▶ RECORDS FOR THIS EXERCISE:
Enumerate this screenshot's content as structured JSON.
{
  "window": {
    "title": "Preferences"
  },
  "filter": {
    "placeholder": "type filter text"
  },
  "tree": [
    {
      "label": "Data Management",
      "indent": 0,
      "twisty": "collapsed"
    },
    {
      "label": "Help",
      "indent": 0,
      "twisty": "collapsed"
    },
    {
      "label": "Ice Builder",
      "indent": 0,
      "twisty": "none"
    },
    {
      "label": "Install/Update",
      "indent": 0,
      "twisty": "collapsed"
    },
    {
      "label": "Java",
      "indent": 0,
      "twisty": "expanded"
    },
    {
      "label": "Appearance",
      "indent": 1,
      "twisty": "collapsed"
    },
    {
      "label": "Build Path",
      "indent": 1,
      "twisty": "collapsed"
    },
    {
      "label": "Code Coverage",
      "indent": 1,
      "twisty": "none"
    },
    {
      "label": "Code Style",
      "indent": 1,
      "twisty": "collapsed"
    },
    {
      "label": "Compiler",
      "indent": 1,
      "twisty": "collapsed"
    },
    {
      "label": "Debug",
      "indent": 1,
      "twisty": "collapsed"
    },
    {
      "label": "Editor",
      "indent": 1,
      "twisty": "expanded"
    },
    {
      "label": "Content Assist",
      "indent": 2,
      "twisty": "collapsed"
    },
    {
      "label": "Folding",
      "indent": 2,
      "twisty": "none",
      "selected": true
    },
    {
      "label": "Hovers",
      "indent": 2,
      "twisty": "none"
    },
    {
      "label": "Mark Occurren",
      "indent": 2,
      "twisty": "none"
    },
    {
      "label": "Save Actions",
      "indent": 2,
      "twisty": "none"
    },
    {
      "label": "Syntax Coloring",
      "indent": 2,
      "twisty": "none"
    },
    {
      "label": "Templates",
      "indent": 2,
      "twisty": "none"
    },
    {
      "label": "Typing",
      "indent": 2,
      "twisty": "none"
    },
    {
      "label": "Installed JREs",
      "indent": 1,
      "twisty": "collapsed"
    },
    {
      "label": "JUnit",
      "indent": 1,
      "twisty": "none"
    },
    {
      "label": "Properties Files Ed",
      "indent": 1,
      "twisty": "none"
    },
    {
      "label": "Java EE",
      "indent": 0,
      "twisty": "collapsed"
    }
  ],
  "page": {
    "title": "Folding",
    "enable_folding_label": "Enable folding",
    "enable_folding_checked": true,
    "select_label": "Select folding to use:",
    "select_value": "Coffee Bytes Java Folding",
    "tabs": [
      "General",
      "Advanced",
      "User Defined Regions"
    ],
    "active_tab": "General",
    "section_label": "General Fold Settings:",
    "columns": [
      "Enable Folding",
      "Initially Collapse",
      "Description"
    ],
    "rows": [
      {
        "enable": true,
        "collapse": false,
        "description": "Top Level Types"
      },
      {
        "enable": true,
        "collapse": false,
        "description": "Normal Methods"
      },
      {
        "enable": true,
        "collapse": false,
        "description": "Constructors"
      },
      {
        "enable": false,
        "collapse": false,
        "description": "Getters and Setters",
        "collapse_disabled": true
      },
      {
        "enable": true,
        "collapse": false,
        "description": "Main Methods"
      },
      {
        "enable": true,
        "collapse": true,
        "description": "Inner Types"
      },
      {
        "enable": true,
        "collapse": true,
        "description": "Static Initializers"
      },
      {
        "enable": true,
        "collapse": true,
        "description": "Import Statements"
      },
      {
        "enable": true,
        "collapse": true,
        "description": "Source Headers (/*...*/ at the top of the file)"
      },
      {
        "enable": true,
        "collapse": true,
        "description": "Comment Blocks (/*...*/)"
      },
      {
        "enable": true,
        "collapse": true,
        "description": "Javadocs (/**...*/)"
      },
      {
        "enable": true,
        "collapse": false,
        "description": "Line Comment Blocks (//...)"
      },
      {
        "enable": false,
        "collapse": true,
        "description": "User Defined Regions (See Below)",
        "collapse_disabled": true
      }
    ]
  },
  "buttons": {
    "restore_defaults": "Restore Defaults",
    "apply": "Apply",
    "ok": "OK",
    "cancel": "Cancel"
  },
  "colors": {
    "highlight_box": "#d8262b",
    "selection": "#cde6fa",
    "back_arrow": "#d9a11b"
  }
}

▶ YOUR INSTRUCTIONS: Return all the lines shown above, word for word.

▶ REPLY TO THE EXERCISE:
Enumerate this screenshot's content as structured JSON.
{
  "window": {
    "title": "Preferences"
  },
  "filter": {
    "placeholder": "type filter text"
  },
  "tree": [
    {
      "label": "Data Management",
      "indent": 0,
      "twisty": "collapsed"
    },
    {
      "label": "Help",
      "indent": 0,
      "twisty": "collapsed"
    },
    {
      "label": "Ice Builder",
      "indent": 0,
      "twisty": "none"
    },
    {
      "label": "Install/Update",
      "indent": 0,
      "twisty": "collapsed"
    },
    {
      "label": "Java",
      "indent": 0,
      "twisty": "expanded"
    },
    {
      "label": "Appearance",
      "indent": 1,
      "twisty": "collapsed"
    },
    {
      "label": "Build Path",
      "indent": 1,
      "twisty": "collapsed"
    },
    {
      "label": "Code Coverage",
      "indent": 1,
      "twisty": "none"
    },
    {
      "label": "Code Style",
      "indent": 1,
      "twisty": "collapsed"
    },
    {
      "label": "Compiler",
      "indent": 1,
      "twisty": "collapsed"
    },
    {
      "label": "Debug",
      "indent": 1,
      "twisty": "collapsed"
    },
    {
      "label": "Editor",
      "indent": 1,
      "twisty": "expanded"
    },
    {
      "label": "Content Assist",
      "indent": 2,
      "twisty": "collapsed"
    },
    {
      "label": "Folding",
      "indent": 2,
      "twisty": "none",
      "selected": true
    },
    {
      "label": "Hovers",
      "indent": 2,
      "twisty": "none"
    },
    {
      "label": "Mark Occurren",
      "indent": 2,
      "twisty": "none"
    },
    {
      "label": "Save Actions",
      "indent": 2,
      "twisty": "none"
    },
    {
      "label": "Syntax Coloring",
      "indent": 2,
      "twisty": "none"
    },
    {
      "label": "Templates",
      "indent": 2,
      "twisty": "none"
    },
    {
      "label": "Typing",
      "indent": 2,
      "twisty": "none"
    },
    {
      "label": "Installed JREs",
      "indent": 1,
      "twisty": "collapsed"
    },
    {
      "label": "JUnit",
      "indent": 1,
      "twisty": "none"
    },
    {
      "label": "Properties Files Ed",
      "indent": 1,
      "twisty": "none"
    },
    {
      "label": "Java EE",
      "indent": 0,
      "twisty": "collapsed"
    }
  ],
  "page": {
    "title": "Folding",
    "enable_folding_label": "Enable folding",
    "enable_folding_checked": true,
    "select_label": "Select folding to use:",
    "select_value": "Coffee Bytes Java Folding",
    "tabs": [
      "General",
      "Advanced",
      "User Defined Regions"
    ],
    "active_tab": "General",
    "section_label": "General Fold Settings:",
    "columns": [
      "Enable Folding",
      "Initially Collapse",
      "Description"
    ],
    "rows": [
      {
        "enable": true,
        "collapse": false,
        "description": "Top Level Types"
      },
      {
        "enable": true,
        "collapse": false,
        "description": "Normal Methods"
      },
      {
        "enable": true,
        "collapse": false,
        "description": "Constructors"
      },
      {
        "enable": false,
        "collapse": false,
        "description": "Getters and Setters",
        "collapse_disabled": true
      },
      {
        "enable": true,
        "collapse": false,
        "description": "Main Methods"
      },
      {
        "enable": true,
        "collapse": true,
        "description": "Inner Types"
      },
      {
        "enable": true,
        "collapse": true,
        "description": "Static Initializers"
      },
      {
        "enable": true,
        "collapse": true,
        "description": "Import Statements"
      },
      {
        "enable": true,
        "collapse": true,
        "description": "Source Headers (/*...*/ at the top of the file)"
      },
      {
        "enable": true,
        "collapse": true,
        "description": "Comment Blocks (/*...*/)"
      },
      {
        "enable": true,
        "collapse": true,
        "description": "Javadocs (/**...*/)"
      },
      {
        "enable": true,
        "collapse": false,
        "description": "Line Comment Blocks (//...)"
      },
      {
        "enable": false,
        "collapse": true,
        "description": "User Defined Regions (See Below)",
        "collapse_disabled": true
      }
    ]
  },
  "buttons": {
    "restore_defaults": "Restore Defaults",
    "apply": "Apply",
    "ok": "OK",
    "cancel": "Cancel"
  },
  "colors": {
    "highlight_box": "#d8262b",
    "selection": "#cde6fa",
    "back_arrow": "#d9a11b"
  }
}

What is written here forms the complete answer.